>>>>
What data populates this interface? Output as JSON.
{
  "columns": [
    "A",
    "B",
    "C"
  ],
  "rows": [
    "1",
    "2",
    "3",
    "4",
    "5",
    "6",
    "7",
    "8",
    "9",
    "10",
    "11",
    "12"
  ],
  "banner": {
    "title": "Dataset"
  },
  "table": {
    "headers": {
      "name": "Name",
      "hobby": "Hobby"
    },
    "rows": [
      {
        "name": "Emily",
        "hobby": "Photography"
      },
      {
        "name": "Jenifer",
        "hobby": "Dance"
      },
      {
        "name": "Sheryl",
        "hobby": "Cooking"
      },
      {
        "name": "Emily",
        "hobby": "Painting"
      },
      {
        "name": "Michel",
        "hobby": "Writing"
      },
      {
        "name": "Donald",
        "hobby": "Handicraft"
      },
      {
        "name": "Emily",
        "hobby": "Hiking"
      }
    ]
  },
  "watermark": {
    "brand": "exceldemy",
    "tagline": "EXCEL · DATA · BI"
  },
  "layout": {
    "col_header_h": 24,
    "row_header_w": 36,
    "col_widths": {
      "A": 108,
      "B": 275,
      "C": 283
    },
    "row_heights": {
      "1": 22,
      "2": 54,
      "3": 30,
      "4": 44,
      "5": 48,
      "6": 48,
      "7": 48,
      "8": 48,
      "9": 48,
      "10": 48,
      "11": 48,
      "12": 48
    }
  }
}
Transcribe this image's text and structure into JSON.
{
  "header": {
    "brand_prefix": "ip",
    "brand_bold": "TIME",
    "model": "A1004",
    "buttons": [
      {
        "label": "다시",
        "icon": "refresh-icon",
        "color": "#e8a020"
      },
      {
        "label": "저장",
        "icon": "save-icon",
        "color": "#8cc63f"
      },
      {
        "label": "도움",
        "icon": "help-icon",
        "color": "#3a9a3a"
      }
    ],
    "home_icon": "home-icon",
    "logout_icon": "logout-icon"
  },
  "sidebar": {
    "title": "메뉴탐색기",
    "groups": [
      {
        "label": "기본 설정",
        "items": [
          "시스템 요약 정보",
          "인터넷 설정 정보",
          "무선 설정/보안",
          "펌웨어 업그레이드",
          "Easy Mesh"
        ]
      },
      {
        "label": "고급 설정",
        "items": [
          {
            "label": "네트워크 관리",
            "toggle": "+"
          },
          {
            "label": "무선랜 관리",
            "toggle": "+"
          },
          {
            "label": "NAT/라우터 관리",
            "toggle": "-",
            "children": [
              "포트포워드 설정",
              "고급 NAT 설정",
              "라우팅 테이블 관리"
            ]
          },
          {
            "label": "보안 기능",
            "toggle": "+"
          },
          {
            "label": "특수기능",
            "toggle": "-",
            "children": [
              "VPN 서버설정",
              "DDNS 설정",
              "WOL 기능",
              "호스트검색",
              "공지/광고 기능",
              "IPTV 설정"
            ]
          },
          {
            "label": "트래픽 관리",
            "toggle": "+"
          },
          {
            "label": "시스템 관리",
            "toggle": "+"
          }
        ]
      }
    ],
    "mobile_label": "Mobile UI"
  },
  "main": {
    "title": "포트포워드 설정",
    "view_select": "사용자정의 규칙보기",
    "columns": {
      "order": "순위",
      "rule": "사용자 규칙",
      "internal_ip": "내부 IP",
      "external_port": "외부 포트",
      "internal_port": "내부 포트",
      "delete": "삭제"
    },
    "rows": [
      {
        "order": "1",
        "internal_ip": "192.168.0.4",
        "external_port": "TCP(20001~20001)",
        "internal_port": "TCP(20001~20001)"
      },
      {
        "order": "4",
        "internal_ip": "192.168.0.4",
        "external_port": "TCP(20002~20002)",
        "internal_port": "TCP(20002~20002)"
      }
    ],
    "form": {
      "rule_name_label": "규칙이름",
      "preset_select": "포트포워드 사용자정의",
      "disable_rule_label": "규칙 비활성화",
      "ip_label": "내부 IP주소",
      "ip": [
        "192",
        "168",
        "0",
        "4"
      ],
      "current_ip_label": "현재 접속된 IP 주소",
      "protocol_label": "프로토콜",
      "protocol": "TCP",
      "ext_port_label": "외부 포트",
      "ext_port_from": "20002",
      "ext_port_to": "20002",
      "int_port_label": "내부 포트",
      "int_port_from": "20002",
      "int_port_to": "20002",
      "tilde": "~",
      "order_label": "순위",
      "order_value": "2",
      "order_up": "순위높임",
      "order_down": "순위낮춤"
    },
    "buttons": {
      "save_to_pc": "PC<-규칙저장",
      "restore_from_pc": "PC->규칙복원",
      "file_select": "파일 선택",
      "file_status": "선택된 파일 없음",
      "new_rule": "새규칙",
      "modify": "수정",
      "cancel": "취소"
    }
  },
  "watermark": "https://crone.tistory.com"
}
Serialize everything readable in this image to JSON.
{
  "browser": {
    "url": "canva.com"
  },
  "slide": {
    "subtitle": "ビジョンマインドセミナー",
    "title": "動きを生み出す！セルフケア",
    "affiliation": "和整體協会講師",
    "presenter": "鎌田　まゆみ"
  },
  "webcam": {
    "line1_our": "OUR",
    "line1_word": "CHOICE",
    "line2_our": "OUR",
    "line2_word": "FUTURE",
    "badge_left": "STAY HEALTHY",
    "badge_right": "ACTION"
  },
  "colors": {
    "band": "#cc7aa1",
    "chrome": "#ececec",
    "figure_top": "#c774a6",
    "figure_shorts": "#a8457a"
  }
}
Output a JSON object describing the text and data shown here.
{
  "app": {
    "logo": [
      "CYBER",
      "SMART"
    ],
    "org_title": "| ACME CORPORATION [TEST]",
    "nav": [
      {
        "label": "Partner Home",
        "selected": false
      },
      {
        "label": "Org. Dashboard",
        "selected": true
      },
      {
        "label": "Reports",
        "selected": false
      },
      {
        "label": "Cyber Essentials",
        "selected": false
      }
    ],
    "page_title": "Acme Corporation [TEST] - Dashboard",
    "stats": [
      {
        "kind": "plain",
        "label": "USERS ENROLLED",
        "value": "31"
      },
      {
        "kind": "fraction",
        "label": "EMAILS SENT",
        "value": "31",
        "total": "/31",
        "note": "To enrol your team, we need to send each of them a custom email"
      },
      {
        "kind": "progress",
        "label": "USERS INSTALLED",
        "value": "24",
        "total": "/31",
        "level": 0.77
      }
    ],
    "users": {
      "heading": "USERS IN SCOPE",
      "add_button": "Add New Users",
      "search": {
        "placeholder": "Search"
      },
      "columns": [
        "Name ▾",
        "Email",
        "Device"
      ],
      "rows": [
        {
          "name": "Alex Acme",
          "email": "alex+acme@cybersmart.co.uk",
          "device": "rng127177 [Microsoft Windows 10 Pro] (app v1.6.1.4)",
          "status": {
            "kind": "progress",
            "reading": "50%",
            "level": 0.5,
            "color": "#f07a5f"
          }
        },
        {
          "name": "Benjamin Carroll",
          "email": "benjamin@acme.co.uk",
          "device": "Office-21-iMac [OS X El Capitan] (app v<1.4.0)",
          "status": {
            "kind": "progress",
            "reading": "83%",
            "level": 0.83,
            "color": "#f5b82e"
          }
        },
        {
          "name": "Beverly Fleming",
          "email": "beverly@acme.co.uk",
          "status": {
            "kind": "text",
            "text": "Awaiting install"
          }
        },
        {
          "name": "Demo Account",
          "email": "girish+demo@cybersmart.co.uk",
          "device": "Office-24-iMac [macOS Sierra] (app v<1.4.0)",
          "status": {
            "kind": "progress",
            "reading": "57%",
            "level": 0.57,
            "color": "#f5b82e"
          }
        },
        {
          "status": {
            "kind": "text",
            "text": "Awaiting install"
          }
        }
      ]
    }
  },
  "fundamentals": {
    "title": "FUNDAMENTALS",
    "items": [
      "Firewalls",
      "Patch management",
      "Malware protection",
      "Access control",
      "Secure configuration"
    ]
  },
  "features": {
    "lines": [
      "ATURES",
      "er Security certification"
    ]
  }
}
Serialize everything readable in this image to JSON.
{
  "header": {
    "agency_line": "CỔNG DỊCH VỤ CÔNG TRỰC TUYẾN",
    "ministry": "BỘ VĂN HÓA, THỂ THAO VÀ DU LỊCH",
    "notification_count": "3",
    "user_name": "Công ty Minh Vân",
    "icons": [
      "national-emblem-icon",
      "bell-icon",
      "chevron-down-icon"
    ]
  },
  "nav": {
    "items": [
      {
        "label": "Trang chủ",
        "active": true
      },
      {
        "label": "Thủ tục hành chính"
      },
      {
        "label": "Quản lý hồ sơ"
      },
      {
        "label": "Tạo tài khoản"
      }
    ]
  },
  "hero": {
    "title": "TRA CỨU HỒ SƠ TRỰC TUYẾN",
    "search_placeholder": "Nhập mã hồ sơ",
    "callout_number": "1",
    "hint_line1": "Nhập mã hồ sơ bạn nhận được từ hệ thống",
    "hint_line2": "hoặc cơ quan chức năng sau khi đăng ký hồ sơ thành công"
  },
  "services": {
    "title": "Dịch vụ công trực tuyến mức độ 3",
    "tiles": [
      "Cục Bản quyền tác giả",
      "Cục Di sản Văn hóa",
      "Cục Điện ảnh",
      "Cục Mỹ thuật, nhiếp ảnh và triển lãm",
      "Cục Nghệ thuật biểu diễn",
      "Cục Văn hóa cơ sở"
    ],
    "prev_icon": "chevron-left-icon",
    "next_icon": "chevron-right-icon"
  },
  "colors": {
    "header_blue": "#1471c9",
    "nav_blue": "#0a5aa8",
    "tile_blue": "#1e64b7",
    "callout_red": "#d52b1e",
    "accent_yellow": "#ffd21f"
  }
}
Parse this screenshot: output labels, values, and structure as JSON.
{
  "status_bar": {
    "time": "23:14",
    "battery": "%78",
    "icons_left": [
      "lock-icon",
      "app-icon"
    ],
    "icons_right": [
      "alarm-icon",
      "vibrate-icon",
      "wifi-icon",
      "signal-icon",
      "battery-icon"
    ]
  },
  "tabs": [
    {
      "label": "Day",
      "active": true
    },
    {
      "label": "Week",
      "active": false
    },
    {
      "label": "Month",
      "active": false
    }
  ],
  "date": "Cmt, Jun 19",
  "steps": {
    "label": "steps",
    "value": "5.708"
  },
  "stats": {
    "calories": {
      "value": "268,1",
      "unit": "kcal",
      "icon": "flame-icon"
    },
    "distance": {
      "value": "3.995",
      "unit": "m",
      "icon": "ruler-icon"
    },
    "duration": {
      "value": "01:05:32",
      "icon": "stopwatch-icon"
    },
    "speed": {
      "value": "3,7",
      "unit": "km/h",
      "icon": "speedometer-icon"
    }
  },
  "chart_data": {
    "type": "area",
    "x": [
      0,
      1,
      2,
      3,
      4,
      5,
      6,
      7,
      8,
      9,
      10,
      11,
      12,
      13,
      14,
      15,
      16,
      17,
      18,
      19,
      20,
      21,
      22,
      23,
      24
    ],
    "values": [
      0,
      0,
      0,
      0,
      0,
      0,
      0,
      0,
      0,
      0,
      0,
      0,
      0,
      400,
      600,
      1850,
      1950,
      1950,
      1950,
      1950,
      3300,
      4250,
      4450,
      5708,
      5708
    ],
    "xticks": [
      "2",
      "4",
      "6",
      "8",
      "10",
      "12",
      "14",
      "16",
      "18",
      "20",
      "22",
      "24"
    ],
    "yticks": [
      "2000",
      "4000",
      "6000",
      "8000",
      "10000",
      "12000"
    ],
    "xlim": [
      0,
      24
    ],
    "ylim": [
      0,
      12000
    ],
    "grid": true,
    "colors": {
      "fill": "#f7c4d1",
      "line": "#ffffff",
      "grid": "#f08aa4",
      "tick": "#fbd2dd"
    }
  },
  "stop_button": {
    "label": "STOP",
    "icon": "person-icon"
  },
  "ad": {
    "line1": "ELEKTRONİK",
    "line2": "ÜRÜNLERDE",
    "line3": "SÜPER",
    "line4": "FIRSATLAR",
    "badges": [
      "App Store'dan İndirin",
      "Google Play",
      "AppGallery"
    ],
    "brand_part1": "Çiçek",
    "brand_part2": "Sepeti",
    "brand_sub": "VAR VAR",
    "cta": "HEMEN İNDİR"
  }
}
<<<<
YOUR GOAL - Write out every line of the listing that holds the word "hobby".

SOLVED EXERCISE -
      "hobby": "Hobby"
        "hobby": "Photography"
        "hobby": "Dance"
        "hobby": "Cooking"
        "hobby": "Painting"
        "hobby": "Writing"
        "hobby": "Handicraft"
        "hobby": "Hiking"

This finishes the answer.